A developmental-behavioral pediatrician with a private practice specializing in children with Attention Deficit Hyperactivity Disorder, Betsy Busch is not someone who, well, beats around the bush. She's a straight-talker and when she wants to make a point, her voice takes on a distinctive quality. In print, it would be bold-faced and italicized. So when we were at lunch last week and I heard it creeping in, I took notes.
"Children who have ADHD should never drive without their medication. Never," she said. There were spaces between her words. Never was in all caps. "Google it," she added. "You'll see what I mean."
In a subsequent email conversation, Busch, who has scaled down her practice so she can lecture more, also shared some of her Power-Point slides, below.
Advise for Young Drivers with ADHD:
1. NEVER get behind the wheel unless you have taken your medication. NEVER!
2. If driving very late, patient may need an additional dose of medication for driving
3. Minimize distractions:
4. Do not drive when angry. Drive smart, even if another driver does something stupid.
Advise for Parents of Young Drivers with ADHD:
1. Do not allow young drivers to drive with other teens in the car until parents are secure that their child has adequate driving experience and judgment.
3. Support graduated licensure programs.
4. Make sure driving is a privilege, not an entitlement, for young drivers.
5. No medication “holidays” for young drivers!! Most accidents involving young drivers occur:after 3 P.M.; on weekends; during summer months. If your teen with ADHD drives during any of these times, he/she should be on his/her medication. ADHD is NOT just a school-related problem; it can cause impairment in many areas of life, including driving.

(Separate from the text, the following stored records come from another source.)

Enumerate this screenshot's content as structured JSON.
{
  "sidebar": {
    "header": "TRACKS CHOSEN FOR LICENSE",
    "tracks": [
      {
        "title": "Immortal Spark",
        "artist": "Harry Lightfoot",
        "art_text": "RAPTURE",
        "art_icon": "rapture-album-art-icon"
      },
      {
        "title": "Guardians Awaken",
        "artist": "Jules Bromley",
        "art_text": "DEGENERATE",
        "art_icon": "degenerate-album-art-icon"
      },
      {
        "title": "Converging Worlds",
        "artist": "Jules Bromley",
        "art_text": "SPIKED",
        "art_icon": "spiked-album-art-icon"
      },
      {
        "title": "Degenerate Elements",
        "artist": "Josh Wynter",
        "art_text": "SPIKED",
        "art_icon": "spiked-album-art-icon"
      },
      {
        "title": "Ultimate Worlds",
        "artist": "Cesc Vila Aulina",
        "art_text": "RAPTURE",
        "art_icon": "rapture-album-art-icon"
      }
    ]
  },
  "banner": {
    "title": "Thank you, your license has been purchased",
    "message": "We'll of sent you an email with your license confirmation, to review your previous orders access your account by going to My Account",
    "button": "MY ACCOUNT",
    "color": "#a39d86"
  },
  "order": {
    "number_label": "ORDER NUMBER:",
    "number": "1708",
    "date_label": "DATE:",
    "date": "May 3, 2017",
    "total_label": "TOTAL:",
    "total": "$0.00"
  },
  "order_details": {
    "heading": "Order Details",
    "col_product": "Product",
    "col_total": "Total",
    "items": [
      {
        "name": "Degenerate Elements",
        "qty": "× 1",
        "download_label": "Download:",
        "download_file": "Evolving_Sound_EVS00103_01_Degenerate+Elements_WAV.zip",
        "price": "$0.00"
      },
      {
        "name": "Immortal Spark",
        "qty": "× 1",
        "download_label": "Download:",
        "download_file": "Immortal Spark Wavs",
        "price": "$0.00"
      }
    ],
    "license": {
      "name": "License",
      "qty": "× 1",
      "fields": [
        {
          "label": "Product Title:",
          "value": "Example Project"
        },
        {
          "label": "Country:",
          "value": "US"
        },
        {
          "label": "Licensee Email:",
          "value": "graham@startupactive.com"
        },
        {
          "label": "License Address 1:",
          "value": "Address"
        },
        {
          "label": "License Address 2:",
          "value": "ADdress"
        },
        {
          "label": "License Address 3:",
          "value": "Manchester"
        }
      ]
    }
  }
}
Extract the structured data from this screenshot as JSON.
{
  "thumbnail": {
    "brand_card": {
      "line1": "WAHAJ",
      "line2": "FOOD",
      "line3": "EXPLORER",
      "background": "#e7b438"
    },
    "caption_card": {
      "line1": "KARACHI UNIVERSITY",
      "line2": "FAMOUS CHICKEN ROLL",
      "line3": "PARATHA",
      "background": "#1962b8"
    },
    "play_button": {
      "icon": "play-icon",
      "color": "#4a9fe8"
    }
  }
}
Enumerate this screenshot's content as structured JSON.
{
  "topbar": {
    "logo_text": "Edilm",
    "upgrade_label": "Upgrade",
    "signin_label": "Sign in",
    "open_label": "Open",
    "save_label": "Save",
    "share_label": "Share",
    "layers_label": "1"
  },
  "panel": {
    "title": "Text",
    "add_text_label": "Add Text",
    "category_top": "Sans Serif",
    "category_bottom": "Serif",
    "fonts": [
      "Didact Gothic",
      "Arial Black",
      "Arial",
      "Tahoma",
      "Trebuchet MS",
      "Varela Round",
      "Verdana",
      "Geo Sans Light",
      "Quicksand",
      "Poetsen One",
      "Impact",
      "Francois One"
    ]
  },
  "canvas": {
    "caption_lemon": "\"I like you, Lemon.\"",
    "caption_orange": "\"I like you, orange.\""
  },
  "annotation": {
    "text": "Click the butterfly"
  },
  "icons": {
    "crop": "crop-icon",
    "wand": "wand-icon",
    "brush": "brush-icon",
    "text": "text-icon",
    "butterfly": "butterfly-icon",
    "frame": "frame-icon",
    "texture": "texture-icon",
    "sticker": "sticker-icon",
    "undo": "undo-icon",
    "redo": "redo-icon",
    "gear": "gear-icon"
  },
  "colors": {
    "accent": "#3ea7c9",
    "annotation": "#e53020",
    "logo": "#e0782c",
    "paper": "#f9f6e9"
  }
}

6. Evidence favors the use of extended-release medications over shorter-acting products.